Amarula Cream holds a special place in my liquor cabinet, and not just because of it’s glorious taste and sexy brown, South African bottle. Amarula’s history begins in 1989, when the drink created from the Marula tree, or elephant tree, was first marketed to the public. But my history with Amarula dates back to January 2008 when I was first introduced to the liqueur by my girlfriend Rachel (who I like to pretend is of royal South African decent), who discovered the drink while traveling in the elephant infested country.
She brought two bottles back from her home country trip and would not stop raving about the African “sundowner.” I say “sundowner” because apparently you’re supposed to drink a glass while watching the sun fall out of the African sky (although personally I’d drink it all day if I could). She poured me a glass—and two bottles later I was on the Internet looking to have a case shipped to the apartment. I had to settle for a couple bottles from the local Albertson’s but the damage was done.

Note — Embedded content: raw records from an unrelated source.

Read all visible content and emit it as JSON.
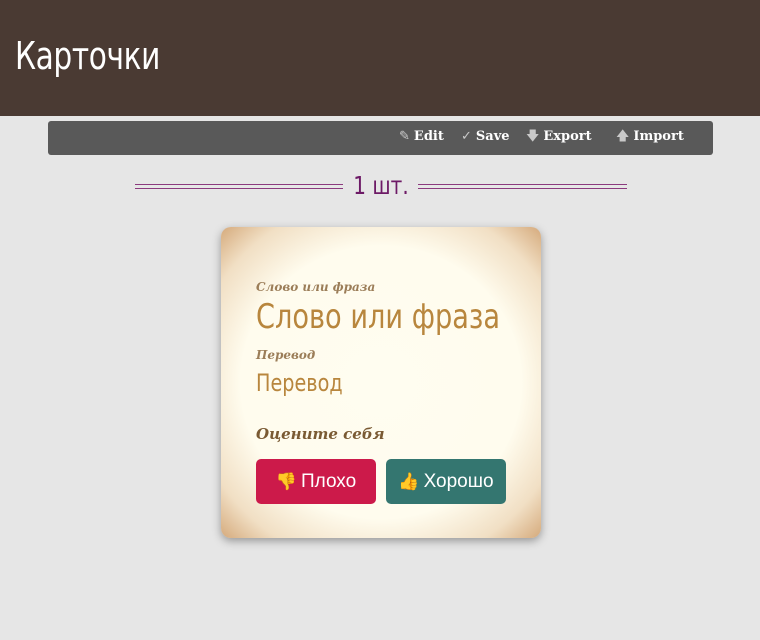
{
  "header": {
    "title": "Карточки"
  },
  "toolbar": {
    "edit": {
      "icon": "pencil-icon",
      "glyph": "✎",
      "label": "Edit"
    },
    "save": {
      "icon": "checkmark-icon",
      "glyph": "✓",
      "label": "Save"
    },
    "export": {
      "icon": "arrow-down-icon",
      "glyph": "🡇",
      "label": "Export"
    },
    "import": {
      "icon": "arrow-up-icon",
      "glyph": "🡅",
      "label": "Import"
    }
  },
  "counter": {
    "text": "1 шт."
  },
  "card": {
    "word_label": "Слово или фраза",
    "word_value": "Слово или фраза",
    "translation_label": "Перевод",
    "translation_value": "Перевод",
    "rate_prompt": "Оцените себя",
    "bad_button": {
      "icon": "thumbs-down-icon",
      "glyph": "👎",
      "label": "Плохо"
    },
    "good_button": {
      "icon": "thumbs-up-icon",
      "glyph": "👍",
      "label": "Хорошо"
    }
  },
  "colors": {
    "header_bg": "#4a3a33",
    "toolbar_bg": "#595959",
    "accent_purple": "#6d1a66",
    "card_text": "#b8863d",
    "bad": "#cc1a4a",
    "good": "#347670"
  }
}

I now consider Amarula my liqueur of choice. And I’m not the only one. In fact, Amarula is the second largest seller in the cream liqueur category right behind Bailey’s Irish Cream. I’d say the two cream liqueurs are similar in taste, but Amarula has a sweeter, more enjoyable taste. For the record, the reason they call the Marula tree the elephant tree is because elephants like to pick the fruit and eat it—usually resulting in a bunch of drunk elephants stumbling around crushing American tourists on safaris. And any tree that’s getting elephants drunk is good enough for me. If it had better distribution and increased marketing efforts here in the United States, I’d even say it would do better than Bailey’s. So if you find yourself a fan of Bailey’s or Kahlúa, do yourself a favor and pick up a bottle of Amarula. And tell them my South African girlfriend sent you—maybe they’ll give me a discount or something.